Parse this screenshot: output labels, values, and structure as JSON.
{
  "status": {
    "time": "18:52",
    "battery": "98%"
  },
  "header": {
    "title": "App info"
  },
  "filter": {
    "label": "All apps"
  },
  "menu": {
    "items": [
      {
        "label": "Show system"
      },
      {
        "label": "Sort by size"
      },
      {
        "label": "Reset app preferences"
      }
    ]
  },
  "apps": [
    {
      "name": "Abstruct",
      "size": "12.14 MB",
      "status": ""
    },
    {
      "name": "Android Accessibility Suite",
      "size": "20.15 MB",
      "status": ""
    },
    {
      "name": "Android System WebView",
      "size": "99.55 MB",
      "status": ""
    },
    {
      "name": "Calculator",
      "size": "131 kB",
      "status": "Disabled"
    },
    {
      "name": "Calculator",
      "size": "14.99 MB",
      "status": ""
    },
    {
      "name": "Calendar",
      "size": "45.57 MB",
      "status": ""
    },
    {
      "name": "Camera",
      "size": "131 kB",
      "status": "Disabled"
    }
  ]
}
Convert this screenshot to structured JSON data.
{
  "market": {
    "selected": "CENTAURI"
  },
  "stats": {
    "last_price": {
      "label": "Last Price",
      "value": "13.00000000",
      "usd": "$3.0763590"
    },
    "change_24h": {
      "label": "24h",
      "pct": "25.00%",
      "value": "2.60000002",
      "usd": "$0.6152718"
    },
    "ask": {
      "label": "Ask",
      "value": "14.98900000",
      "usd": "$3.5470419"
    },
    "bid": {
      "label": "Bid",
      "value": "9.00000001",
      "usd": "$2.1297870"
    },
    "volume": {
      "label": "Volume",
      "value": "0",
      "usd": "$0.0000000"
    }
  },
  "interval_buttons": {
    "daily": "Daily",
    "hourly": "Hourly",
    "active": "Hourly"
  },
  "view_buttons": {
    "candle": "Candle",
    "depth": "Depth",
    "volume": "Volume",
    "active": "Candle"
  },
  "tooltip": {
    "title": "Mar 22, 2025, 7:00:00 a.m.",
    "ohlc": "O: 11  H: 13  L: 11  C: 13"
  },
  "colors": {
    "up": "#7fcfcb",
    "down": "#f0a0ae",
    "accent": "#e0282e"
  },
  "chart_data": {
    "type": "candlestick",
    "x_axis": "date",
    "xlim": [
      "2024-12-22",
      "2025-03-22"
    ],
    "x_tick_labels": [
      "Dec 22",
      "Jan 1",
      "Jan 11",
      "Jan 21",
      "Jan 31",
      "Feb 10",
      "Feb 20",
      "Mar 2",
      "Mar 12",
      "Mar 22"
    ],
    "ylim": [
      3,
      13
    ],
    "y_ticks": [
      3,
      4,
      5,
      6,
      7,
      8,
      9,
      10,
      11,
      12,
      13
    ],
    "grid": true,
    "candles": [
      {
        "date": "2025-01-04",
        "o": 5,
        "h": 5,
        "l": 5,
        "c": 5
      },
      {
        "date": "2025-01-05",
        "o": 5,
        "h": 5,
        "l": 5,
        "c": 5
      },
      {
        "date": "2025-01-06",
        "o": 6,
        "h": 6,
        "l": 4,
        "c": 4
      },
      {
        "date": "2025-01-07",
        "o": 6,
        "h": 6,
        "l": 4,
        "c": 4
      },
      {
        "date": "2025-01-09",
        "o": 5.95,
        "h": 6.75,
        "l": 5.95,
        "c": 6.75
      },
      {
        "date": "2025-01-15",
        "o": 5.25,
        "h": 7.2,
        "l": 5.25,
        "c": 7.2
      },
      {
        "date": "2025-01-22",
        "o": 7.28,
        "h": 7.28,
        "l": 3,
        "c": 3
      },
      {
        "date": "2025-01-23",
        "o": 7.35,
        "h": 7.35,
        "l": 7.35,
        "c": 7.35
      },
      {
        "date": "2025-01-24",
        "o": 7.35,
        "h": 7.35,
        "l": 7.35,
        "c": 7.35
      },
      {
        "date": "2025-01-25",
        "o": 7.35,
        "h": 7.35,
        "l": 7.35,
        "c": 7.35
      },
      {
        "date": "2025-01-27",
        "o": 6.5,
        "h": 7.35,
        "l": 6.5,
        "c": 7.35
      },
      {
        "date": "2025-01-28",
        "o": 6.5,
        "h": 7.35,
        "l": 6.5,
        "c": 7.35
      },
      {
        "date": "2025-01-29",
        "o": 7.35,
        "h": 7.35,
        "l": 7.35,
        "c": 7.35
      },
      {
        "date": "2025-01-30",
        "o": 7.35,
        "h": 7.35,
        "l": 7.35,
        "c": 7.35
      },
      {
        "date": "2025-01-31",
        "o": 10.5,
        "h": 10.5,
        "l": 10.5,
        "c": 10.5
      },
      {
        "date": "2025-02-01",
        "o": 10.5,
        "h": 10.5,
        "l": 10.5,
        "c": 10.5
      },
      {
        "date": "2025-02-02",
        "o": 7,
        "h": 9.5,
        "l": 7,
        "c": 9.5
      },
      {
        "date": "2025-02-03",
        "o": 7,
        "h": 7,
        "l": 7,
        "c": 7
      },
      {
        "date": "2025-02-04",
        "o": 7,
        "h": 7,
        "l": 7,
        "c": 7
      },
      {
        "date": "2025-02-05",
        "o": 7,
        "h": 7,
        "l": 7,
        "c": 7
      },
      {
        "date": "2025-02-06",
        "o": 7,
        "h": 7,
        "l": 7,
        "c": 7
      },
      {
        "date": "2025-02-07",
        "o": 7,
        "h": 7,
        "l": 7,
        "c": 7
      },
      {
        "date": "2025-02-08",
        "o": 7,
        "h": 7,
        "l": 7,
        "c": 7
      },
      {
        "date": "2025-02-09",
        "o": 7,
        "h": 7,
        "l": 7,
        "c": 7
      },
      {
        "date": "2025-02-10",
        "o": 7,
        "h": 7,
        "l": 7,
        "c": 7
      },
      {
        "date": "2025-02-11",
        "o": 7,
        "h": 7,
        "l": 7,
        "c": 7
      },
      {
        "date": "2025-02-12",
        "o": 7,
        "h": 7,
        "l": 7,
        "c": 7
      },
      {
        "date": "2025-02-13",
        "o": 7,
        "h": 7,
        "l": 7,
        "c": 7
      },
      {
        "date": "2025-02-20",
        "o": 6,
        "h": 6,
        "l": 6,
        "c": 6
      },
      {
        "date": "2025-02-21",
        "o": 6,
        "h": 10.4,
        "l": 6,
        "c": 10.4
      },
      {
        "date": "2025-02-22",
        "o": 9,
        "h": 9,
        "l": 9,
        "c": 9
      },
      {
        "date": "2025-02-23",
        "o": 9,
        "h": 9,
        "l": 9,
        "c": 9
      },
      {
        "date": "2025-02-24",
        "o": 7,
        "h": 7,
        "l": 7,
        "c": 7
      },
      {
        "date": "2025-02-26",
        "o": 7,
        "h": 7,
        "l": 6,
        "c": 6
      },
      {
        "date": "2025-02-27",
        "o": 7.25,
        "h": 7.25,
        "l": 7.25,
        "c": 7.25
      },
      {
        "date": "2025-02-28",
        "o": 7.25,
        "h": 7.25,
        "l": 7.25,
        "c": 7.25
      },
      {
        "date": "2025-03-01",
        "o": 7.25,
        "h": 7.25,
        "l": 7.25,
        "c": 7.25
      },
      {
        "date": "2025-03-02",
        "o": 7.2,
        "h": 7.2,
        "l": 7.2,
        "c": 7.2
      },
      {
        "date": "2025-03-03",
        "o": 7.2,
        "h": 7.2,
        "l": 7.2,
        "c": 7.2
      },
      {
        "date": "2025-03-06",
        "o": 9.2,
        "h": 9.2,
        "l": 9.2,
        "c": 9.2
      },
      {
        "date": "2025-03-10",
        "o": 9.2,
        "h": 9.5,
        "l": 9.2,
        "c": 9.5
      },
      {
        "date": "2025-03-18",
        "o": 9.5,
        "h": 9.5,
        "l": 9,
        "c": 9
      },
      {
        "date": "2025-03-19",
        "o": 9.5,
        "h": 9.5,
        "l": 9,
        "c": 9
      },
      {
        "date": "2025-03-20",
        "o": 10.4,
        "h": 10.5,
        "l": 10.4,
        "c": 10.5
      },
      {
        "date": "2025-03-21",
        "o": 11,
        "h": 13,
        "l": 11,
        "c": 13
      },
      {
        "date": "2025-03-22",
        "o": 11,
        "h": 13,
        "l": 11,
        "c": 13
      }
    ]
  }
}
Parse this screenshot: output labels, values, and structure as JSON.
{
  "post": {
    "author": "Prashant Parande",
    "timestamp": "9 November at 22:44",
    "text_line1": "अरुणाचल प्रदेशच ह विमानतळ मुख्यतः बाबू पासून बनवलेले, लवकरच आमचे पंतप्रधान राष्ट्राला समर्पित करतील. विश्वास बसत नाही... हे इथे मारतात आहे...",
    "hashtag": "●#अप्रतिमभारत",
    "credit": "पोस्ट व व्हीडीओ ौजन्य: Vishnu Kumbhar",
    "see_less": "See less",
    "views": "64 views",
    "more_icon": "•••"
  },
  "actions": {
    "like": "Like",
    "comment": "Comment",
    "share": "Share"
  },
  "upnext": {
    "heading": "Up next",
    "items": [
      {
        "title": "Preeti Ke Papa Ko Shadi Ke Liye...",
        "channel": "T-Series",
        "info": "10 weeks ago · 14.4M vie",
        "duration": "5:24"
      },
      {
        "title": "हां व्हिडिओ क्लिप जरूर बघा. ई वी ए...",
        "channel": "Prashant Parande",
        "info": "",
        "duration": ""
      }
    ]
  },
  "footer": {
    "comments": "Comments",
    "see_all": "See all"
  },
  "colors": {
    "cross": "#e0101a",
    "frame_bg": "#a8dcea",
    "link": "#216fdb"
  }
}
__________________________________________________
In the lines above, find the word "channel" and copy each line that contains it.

◆ **Finished task**
        "channel": "T-Series",
        "channel": "Prashant Parande",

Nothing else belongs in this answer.